[Exercise instructions] Please write out all of the entries without altering anything.

[Dataset records]
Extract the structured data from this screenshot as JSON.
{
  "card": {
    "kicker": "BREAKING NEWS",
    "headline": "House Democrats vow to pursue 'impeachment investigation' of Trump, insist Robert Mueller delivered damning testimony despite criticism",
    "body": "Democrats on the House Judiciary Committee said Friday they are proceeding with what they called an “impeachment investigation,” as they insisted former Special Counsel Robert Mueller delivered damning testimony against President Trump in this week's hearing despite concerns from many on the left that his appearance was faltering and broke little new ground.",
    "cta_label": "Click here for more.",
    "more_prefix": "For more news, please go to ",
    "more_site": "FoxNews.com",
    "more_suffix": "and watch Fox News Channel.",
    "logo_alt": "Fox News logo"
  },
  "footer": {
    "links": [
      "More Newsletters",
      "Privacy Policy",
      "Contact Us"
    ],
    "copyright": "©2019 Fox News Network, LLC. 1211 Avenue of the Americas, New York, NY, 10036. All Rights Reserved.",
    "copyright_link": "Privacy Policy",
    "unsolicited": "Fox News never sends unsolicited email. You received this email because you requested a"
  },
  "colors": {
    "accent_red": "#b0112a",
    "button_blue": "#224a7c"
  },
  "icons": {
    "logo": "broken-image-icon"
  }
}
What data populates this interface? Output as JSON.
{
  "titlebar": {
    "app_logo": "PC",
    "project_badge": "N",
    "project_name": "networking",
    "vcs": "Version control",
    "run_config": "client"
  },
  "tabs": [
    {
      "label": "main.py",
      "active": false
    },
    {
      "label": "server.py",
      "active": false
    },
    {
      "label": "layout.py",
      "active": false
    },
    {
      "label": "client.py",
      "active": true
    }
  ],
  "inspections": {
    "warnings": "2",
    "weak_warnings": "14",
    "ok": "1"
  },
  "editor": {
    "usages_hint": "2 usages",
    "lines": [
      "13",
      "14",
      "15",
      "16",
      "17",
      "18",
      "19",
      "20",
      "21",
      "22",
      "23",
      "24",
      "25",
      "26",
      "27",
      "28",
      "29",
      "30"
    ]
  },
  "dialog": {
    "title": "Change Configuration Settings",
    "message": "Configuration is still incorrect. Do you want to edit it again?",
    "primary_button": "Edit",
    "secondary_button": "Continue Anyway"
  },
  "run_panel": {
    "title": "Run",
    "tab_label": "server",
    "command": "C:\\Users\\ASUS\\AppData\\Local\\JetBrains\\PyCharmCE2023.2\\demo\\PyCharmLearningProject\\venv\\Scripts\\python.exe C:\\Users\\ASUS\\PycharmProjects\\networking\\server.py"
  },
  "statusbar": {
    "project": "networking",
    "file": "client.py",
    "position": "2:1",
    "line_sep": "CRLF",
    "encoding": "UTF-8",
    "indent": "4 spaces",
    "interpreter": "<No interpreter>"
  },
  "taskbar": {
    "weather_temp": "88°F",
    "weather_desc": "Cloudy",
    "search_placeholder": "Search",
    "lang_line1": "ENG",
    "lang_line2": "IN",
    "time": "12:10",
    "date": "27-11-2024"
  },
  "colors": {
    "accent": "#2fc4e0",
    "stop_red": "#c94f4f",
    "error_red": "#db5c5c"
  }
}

[Written answer]
Extract the structured data from this screenshot as JSON.
{
  "card": {
    "kicker": "BREAKING NEWS",
    "headline": "House Democrats vow to pursue 'impeachment investigation' of Trump, insist Robert Mueller delivered damning testimony despite criticism",
    "body": "Democrats on the House Judiciary Committee said Friday they are proceeding with what they called an “impeachment investigation,” as they insisted former Special Counsel Robert Mueller delivered damning testimony against President Trump in this week's hearing despite concerns from many on the left that his appearance was faltering and broke little new ground.",
    "cta_label": "Click here for more.",
    "more_prefix": "For more news, please go to ",
    "more_site": "FoxNews.com",
    "more_suffix": "and watch Fox News Channel.",
    "logo_alt": "Fox News logo"
  },
  "footer": {
    "links": [
      "More Newsletters",
      "Privacy Policy",
      "Contact Us"
    ],
    "copyright": "©2019 Fox News Network, LLC. 1211 Avenue of the Americas, New York, NY, 10036. All Rights Reserved.",
    "copyright_link": "Privacy Policy",
    "unsolicited": "Fox News never sends unsolicited email. You received this email because you requested a"
  },
  "colors": {
    "accent_red": "#b0112a",
    "button_blue": "#224a7c"
  },
  "icons": {
    "logo": "broken-image-icon"
  }
}
What data populates this interface? Output as JSON.
{
  "titlebar": {
    "app_logo": "PC",
    "project_badge": "N",
    "project_name": "networking",
    "vcs": "Version control",
    "run_config": "client"
  },
  "tabs": [
    {
      "label": "main.py",
      "active": false
    },
    {
      "label": "server.py",
      "active": false
    },
    {
      "label": "layout.py",
      "active": false
    },
    {
      "label": "client.py",
      "active": true
    }
  ],
  "inspections": {
    "warnings": "2",
    "weak_warnings": "14",
    "ok": "1"
  },
  "editor": {
    "usages_hint": "2 usages",
    "lines": [
      "13",
      "14",
      "15",
      "16",
      "17",
      "18",
      "19",
      "20",
      "21",
      "22",
      "23",
      "24",
      "25",
      "26",
      "27",
      "28",
      "29",
      "30"
    ]
  },
  "dialog": {
    "title": "Change Configuration Settings",
    "message": "Configuration is still incorrect. Do you want to edit it again?",
    "primary_button": "Edit",
    "secondary_button": "Continue Anyway"
  },
  "run_panel": {
    "title": "Run",
    "tab_label": "server",
    "command": "C:\\Users\\ASUS\\AppData\\Local\\JetBrains\\PyCharmCE2023.2\\demo\\PyCharmLearningProject\\venv\\Scripts\\python.exe C:\\Users\\ASUS\\PycharmProjects\\networking\\server.py"
  },
  "statusbar": {
    "project": "networking",
    "file": "client.py",
    "position": "2:1",
    "line_sep": "CRLF",
    "encoding": "UTF-8",
    "indent": "4 spaces",
    "interpreter": "<No interpreter>"
  },
  "taskbar": {
    "weather_temp": "88°F",
    "weather_desc": "Cloudy",
    "search_placeholder": "Search",
    "lang_line1": "ENG",
    "lang_line2": "IN",
    "time": "12:10",
    "date": "27-11-2024"
  },
  "colors": {
    "accent": "#2fc4e0",
    "stop_red": "#c94f4f",
    "error_red": "#db5c5c"
  }
}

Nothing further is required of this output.